Singapore SMRT's Era Ends: Temasek Holdings Secures High Court Approval for Buyout

By: Chris Kuan

I am sure that Desmond Quek, SMRT CEO will get a round of condemnation from social media by saying this:

“Despite the steady increase in non-fare earnings, this trend of declining profitability is expected to persist under the current financing framework as the additional capital expenditure and increased depreciation would exert additional pressure on the future cash flows and profits of the SMRT train entities.”

He is talking about the $2.8b needed to upkeep the ageing rail infrastructure as too onerous for SMRT to bear and of the shortfall in profitability due to fare concessions etc.

We should refrain from shooting the messenger. If a company is unable to meet a minimum return on risk capital, that company ought not be in existence because shareholders will have better use of their funds. If the business that the company is involved in, is unable to provide the required profitability to meet that minimum return because of political and social dynamics, then the company should exit the business and that business should be in state hands.

What Mr Quek said is not wrong and he is pointing straight at the conundrum of running a public good, i.e. public transportation under the demands of capital, that is to say under a privatised operating framework. That is why I wrote previously that privatised public transportation do not really work because it pits an essential service to the public against the interest of shareholders. In most cases, shareholders win out at the cost of making the public pissed off.
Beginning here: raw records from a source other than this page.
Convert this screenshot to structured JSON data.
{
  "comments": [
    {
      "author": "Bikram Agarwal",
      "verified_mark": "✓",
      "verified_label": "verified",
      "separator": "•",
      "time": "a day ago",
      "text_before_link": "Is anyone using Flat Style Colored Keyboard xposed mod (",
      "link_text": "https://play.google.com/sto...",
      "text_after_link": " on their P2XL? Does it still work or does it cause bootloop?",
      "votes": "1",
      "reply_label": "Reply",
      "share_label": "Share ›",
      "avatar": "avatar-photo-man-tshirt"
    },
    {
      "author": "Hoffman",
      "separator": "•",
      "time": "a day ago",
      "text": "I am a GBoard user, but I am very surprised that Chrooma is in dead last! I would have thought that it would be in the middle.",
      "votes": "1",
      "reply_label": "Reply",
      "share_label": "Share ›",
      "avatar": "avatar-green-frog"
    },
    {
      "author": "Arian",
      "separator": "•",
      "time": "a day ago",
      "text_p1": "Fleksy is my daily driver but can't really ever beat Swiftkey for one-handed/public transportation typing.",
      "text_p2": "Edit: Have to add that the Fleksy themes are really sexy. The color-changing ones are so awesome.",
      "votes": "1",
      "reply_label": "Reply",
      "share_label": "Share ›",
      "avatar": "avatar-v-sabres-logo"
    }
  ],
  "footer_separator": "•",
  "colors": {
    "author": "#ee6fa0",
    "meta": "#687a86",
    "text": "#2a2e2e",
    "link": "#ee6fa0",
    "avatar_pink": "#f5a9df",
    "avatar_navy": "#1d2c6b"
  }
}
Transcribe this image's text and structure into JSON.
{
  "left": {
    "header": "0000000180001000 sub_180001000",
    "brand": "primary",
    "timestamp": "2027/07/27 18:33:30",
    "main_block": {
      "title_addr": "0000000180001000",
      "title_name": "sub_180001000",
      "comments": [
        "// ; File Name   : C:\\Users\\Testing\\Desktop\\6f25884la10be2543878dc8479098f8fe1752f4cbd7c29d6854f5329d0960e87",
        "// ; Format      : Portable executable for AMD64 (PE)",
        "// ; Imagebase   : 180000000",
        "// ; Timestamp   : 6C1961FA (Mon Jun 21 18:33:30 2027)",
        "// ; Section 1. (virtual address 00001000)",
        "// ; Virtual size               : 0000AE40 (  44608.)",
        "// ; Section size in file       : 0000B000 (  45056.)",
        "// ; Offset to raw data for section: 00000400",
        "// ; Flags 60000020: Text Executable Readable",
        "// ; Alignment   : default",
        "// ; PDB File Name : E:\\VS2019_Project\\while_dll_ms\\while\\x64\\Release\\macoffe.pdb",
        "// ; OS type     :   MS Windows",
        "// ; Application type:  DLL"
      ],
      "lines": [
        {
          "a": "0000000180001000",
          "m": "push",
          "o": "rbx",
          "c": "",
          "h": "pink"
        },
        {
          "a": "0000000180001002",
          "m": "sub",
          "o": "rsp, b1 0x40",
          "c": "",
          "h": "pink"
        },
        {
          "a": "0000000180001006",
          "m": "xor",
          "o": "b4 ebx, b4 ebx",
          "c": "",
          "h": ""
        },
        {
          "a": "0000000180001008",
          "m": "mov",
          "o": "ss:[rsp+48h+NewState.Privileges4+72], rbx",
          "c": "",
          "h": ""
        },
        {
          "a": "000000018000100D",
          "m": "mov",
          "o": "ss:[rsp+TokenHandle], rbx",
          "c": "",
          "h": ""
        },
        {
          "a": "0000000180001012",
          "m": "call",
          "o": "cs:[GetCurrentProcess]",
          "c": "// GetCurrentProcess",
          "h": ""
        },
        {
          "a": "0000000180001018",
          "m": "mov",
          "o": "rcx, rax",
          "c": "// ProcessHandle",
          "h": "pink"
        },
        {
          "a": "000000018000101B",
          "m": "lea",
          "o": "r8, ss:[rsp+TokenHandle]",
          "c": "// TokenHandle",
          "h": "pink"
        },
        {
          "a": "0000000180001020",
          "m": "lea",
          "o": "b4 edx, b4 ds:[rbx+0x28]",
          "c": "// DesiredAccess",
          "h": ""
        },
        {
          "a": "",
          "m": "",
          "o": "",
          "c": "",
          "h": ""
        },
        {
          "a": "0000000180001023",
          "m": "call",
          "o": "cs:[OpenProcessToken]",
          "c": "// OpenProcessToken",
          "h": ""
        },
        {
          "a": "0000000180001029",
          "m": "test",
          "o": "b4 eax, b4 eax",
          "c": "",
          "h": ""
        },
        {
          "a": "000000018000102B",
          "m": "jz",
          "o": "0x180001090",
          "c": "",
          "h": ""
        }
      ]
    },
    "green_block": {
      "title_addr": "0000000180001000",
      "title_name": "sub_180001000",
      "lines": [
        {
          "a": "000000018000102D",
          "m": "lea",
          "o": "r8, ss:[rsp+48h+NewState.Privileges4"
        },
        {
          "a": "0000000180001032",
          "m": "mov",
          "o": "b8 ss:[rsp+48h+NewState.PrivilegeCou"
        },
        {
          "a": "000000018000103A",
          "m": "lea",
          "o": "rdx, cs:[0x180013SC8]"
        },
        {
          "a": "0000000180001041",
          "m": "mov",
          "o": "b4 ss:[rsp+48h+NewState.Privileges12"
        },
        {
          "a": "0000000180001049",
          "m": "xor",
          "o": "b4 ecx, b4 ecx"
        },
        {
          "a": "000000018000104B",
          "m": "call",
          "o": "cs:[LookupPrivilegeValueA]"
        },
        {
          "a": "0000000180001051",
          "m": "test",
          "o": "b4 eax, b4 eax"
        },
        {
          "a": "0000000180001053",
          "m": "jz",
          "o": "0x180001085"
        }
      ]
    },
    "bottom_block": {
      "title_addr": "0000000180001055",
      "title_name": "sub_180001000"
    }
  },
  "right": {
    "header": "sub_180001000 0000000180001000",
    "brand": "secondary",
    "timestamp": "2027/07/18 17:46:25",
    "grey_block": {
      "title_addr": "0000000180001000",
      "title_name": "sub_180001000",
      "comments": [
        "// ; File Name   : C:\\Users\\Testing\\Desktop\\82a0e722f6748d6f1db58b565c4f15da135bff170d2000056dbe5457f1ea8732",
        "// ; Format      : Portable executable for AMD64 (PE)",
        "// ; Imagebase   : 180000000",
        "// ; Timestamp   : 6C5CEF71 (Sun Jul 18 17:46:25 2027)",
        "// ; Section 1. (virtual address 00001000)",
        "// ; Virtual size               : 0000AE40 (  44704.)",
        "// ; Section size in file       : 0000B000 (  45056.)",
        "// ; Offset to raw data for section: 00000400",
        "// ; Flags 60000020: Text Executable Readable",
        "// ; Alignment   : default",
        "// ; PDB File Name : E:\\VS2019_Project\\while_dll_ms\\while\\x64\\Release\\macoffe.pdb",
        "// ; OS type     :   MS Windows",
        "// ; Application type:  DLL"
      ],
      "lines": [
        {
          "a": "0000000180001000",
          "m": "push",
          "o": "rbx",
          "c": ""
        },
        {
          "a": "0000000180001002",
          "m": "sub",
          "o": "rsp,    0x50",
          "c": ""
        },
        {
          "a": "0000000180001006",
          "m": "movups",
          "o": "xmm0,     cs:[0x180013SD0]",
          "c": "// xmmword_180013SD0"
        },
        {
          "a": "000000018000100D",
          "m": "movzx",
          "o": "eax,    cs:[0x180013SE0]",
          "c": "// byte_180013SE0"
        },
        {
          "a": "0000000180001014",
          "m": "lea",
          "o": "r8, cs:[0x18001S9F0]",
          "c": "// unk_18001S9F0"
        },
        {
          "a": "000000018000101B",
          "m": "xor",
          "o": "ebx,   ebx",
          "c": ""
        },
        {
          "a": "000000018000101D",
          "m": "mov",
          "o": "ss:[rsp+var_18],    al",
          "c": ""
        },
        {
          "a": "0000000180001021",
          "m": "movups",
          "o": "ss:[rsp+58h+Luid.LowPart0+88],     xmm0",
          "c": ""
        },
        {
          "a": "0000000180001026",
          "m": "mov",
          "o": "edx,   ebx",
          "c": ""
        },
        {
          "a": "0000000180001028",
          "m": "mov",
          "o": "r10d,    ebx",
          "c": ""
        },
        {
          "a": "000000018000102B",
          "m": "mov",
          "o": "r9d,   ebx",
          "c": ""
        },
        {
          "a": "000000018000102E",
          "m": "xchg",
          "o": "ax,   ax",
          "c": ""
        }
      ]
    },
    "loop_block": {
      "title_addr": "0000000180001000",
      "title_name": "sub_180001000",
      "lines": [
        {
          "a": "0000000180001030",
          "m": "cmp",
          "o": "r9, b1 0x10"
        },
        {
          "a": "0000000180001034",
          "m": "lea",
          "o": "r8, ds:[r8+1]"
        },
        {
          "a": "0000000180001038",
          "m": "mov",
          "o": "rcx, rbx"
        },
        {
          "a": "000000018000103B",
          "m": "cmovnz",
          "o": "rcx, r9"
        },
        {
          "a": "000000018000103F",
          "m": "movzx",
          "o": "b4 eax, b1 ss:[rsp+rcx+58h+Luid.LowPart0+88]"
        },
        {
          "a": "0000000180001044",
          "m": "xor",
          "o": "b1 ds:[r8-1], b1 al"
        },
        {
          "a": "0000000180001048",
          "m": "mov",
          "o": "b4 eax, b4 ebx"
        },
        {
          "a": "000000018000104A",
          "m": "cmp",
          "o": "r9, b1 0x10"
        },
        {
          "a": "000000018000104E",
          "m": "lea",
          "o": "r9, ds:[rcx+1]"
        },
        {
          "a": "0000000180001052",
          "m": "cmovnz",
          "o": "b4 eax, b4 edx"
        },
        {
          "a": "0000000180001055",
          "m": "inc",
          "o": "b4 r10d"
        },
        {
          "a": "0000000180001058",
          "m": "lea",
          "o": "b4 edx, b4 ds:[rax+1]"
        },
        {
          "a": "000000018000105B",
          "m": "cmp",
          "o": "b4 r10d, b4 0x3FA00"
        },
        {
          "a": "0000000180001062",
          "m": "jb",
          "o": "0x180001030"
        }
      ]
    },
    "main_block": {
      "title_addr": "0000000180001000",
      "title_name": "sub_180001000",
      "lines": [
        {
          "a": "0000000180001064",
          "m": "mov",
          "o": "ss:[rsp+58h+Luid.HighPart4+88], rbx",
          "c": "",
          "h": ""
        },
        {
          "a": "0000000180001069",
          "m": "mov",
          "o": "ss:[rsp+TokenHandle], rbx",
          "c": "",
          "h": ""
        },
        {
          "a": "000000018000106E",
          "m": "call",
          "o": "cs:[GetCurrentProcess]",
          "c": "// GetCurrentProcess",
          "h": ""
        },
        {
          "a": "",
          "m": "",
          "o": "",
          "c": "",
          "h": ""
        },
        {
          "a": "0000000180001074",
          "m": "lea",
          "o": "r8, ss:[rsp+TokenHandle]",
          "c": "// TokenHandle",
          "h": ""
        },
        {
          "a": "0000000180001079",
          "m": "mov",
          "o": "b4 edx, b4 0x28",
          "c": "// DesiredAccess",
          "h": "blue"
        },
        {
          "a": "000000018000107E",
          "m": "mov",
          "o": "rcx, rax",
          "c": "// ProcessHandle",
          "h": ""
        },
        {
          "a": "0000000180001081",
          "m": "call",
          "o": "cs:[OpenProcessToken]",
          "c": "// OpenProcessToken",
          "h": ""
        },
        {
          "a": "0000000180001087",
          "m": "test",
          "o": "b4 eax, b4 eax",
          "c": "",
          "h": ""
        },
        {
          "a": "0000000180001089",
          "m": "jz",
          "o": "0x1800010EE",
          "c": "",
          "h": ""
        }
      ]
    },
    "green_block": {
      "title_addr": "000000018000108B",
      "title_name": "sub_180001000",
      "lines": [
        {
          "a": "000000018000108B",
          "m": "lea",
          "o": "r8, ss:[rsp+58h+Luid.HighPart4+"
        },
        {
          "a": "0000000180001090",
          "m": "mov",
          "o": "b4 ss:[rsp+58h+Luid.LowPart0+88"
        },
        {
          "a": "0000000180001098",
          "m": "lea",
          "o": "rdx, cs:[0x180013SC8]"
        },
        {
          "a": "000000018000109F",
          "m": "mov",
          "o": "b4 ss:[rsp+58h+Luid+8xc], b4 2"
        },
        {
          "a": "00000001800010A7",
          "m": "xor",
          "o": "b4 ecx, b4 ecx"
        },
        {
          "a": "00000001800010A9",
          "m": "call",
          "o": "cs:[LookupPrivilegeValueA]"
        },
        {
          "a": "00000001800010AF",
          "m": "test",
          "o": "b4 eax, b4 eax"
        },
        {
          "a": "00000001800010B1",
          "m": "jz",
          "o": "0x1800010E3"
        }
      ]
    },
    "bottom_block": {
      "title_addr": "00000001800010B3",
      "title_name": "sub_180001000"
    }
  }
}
It is for the same reason the public except the rich are unhappy with involvement of insurance companies in the provision of public healthcare. These sort of services are best provided by the government who through its low cost of financing and tax and spend prerogatives, can shoulder these risks far better than the private sector.

So don’t kick Mr Quek even if he is well compensated for his troubles. The real problem rests with the government’s public transport policy and its ideology that even public goods ought to be privatised. I am not even sure the complete nationalisation of the rail and rolling stock assets leaving a privatised company pay for the license to operate really solve the issue.

The question that pops is if the entire infrastructure and equipment set up is nationalised, why not nationalise the operating company as well.